the Ultimate Solver

Now I am finally done with the new solver. It gives no gimmick solutions. All solutions are entirely distinct from each other according the the rules on the theory page. And I believe my theory is pretty close to how humans judge distinctiveness among different solutions.

Now what? Now I am going to go read Anthony Bourdain’s “Kitchen confidential”.

New Solver!

Now the theory is complete!


Check out the new solver which gives no gimmick solutions. Pretty much all solutions are reasonably distinct. Except solutions like 4 * 6 *7 / 7 and 4 * 6 + 7 – 7 are treated as distinct solutions.

I think it’s debatable if they are different and I will just leave them as is.

Will update all other pages to reflect the completeness of the solver.


Edit: On second thought, 4 * 6 * 7 / 7 and 4 * 6 + 7 – 7 should be treated as the same solution, will finish this over the weekend.


CSS float

If you view the site on your Chrome/Safari/Firefox browser, you see what the site is designed to look like. IE on the other hand, acts up on my CSS file (which is stolen from nearlyfreespeech).

Tried a couple of things and gave up. My hack on the problem is to change all the floating objects in the CSS to fixed positions.  So, go download a Chrome or Firefox browser. IE blows.

Almost done, I will redirect the ocf.berkeley links here over the weekend.


The site

I have been researching for the right webhosting service (and domain registration all that) for a while.
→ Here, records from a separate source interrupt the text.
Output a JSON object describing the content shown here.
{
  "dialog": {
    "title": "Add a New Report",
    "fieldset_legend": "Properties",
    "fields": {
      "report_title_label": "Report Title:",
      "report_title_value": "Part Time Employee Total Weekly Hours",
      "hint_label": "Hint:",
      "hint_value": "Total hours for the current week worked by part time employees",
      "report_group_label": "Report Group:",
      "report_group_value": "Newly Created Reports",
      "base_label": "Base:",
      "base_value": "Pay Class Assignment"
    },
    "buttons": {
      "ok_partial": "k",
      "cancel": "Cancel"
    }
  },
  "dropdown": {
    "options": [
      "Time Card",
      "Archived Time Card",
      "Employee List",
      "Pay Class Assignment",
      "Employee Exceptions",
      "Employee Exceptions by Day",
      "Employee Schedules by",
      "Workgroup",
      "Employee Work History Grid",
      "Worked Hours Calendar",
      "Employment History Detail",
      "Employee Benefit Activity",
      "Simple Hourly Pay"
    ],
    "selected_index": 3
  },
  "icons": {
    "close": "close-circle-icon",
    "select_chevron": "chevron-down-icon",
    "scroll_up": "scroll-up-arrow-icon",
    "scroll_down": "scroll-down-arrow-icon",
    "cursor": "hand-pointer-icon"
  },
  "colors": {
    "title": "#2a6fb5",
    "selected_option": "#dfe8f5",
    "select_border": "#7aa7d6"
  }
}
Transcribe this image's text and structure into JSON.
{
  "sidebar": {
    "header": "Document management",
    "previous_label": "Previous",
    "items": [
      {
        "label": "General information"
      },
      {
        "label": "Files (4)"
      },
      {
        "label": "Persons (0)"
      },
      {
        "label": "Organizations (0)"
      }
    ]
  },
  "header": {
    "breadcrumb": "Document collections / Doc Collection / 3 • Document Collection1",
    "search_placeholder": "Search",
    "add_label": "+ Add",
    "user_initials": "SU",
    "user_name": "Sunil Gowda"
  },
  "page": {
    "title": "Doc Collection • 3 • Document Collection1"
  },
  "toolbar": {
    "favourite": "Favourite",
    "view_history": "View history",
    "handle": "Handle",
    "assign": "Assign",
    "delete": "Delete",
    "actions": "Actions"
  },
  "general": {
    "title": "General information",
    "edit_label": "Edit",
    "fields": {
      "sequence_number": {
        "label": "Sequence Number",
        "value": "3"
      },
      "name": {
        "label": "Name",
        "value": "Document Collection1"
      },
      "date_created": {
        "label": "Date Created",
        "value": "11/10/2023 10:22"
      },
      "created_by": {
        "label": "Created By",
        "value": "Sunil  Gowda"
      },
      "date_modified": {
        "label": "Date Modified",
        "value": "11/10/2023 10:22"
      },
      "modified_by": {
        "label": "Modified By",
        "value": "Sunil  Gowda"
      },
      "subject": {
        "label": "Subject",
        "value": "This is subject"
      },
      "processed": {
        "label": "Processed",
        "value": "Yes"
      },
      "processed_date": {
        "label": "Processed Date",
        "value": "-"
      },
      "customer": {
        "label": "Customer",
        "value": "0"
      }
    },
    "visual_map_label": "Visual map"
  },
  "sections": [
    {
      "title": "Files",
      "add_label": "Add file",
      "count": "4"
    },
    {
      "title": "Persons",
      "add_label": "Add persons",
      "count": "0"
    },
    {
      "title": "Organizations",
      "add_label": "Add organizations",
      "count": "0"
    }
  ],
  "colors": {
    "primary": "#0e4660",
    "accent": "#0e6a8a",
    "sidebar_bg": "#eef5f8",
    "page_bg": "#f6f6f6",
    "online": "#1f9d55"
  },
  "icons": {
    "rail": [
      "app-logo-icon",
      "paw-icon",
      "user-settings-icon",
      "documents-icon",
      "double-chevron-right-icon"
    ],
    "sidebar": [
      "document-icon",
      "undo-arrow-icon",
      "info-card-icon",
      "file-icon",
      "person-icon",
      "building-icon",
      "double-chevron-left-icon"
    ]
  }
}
Of course with the SOPA drama, Godaddy is the first thing that I would not consider.

After reading a bit of the comments on reddit,  I was convinced that  nearlyfreespeech might be worth trying. So far so good. And I actually like the layout on their site. And I have hence used their css file. So don’t be surprised that 24theory looks just like nearlyfreespeech.



I first played 24 the math game in 1984, I think.  The way we played was that we randomly pull out 4 poker cards and winner takes back all the 4 cards.  The one with all the cards at the end wins the game.  So it’s great for 2 or 4 players, we need to modify the rule at the end when less than 4 remain in the game.

It is a great way to draw kids into maths, science and other good stuff.

Fast forward to 2009, my then girlfriend and I played again to kill some time in boring New York. As someone with some street credit in maths, I found myself constantly beaten by my girlfriend. Frustrated, I decided to code up some perl script to solve the game for me. This was hosted on Not satisfied with the original solver which only gives a solution (1x2x3x4 for the quadruple {1,2,3,4}),  I coded up a script to give all possible solutions with some redundancies reduced: (3+2+1)×4,  (4+2)×(3+1) and 1x2x3x4.

Note: given  1x2x3x4,  4x3x2x1 is considered a redundant solution.

There are still more work to be done. For example, given quadruple {1,3,6,10}, my current solver gives 3 solutions: 10×3×1-6,  10×3-6×1, (10×3-6)×1.

They look different topologically, but they are all just 10×3×1-6.